Another side to his character was a jealousy as his attractive wife proved the centre of attention from the Portuguese players and hangers on at the club.
Smith sent his family back to England, tried to go it alone for a while, but eventually followed them home. His life appeared torn, though he fell in love with Portugal its people and its culture, especially the music of Fado, it became a burden to him.
He briefly returned to football in the unlikeliest of jobs - a newspaper cutting from the Lancaster Guardian rather nonchalantly reports how "Mr Ted Smith, the former Benfica coach," became the manager of Lancaster City FC in 1967, as if that achievement was on a par with joining from Barrow or Bamber Bridge.
He returned briefly to management at Portuguese side Atletico from 1971 to 1973, but it seems remarkable that so little is known of his life and his achievements.
Even Harvey has told me only the sketchy details he has learned; his father passed away in 1993 and is buried in the English cemetery in Lisbon, where Benfica looked after him in his final years, respect and love from a fine club who remembered a hero of their history. But there are huge gaps in his life.
These gaps add to the mystery and the sadness that lies behind a torn character unable to settle in one place or anoher. Even his own son, Harvey, has bitter sweet memories.
“My father went missing in the early 70's a great man manager but pretty crap as a dad, I never saw him again I found out he had gone back to Portugal ending up in the Acores where he again proved his talents as a football coach.”
Running a pub in the north of England, and later in the Lake District, could never capture that romance in his life again.

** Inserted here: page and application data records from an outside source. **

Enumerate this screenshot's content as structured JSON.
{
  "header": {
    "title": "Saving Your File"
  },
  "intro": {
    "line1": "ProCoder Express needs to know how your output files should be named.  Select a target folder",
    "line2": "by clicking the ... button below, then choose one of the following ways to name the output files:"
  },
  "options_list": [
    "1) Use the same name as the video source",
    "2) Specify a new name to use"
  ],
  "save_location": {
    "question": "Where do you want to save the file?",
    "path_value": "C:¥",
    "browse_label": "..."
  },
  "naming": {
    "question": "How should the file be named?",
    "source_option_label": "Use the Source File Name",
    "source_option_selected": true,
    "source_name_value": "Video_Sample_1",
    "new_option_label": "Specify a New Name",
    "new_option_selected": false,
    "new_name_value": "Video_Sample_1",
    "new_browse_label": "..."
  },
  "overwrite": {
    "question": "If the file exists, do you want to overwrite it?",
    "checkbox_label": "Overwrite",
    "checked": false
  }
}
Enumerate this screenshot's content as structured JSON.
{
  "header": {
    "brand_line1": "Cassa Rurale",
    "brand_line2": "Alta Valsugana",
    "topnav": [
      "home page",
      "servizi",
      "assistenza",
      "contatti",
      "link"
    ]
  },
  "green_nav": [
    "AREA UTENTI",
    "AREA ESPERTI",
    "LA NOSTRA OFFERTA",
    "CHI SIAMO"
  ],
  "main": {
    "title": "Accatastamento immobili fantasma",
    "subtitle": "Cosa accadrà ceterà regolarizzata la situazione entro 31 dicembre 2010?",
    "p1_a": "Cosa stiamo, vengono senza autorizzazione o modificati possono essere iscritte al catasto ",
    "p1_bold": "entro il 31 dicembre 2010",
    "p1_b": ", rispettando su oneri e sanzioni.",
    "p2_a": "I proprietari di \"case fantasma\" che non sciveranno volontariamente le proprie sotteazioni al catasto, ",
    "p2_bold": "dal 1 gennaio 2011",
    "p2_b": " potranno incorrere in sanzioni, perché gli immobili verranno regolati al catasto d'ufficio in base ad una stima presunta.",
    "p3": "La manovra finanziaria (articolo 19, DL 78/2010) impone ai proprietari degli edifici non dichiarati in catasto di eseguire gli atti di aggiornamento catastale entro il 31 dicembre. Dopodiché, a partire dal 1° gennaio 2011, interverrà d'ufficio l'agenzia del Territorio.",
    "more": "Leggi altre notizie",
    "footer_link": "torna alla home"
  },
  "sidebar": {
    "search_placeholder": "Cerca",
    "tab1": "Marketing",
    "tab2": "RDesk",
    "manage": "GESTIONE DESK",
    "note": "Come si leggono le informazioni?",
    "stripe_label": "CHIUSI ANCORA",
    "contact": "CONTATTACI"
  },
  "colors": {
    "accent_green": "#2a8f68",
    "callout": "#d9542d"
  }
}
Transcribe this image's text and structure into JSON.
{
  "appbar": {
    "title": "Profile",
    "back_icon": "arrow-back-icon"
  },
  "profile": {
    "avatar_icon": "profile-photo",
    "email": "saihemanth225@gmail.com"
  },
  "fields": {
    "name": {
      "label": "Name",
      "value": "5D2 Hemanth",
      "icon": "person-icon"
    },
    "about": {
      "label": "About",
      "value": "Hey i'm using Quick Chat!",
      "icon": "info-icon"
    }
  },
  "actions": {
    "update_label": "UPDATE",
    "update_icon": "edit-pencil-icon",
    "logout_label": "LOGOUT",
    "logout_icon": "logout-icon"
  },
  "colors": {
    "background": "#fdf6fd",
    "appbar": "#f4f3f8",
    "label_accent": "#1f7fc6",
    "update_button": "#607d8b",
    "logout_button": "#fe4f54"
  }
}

Harvey has told me: “There is so much that I don’t remember and most of the medals and trophies my dad acquired over his time in football have gone, lost or been stolen, however, everything I read from his time in Portugal assures me that he was most highly regarded. There are quotes of him as being part of the club’s history, the layer of the club’s foundations and a beloved son of a great club.
“On a recent visit to Benfica I was returning to Lisbon Airport and a taxi driver turned out to be an ex Atletico player who my dad had scouted for the club, he refused to take the fare. So, I guess he had some uses, the old bugger.”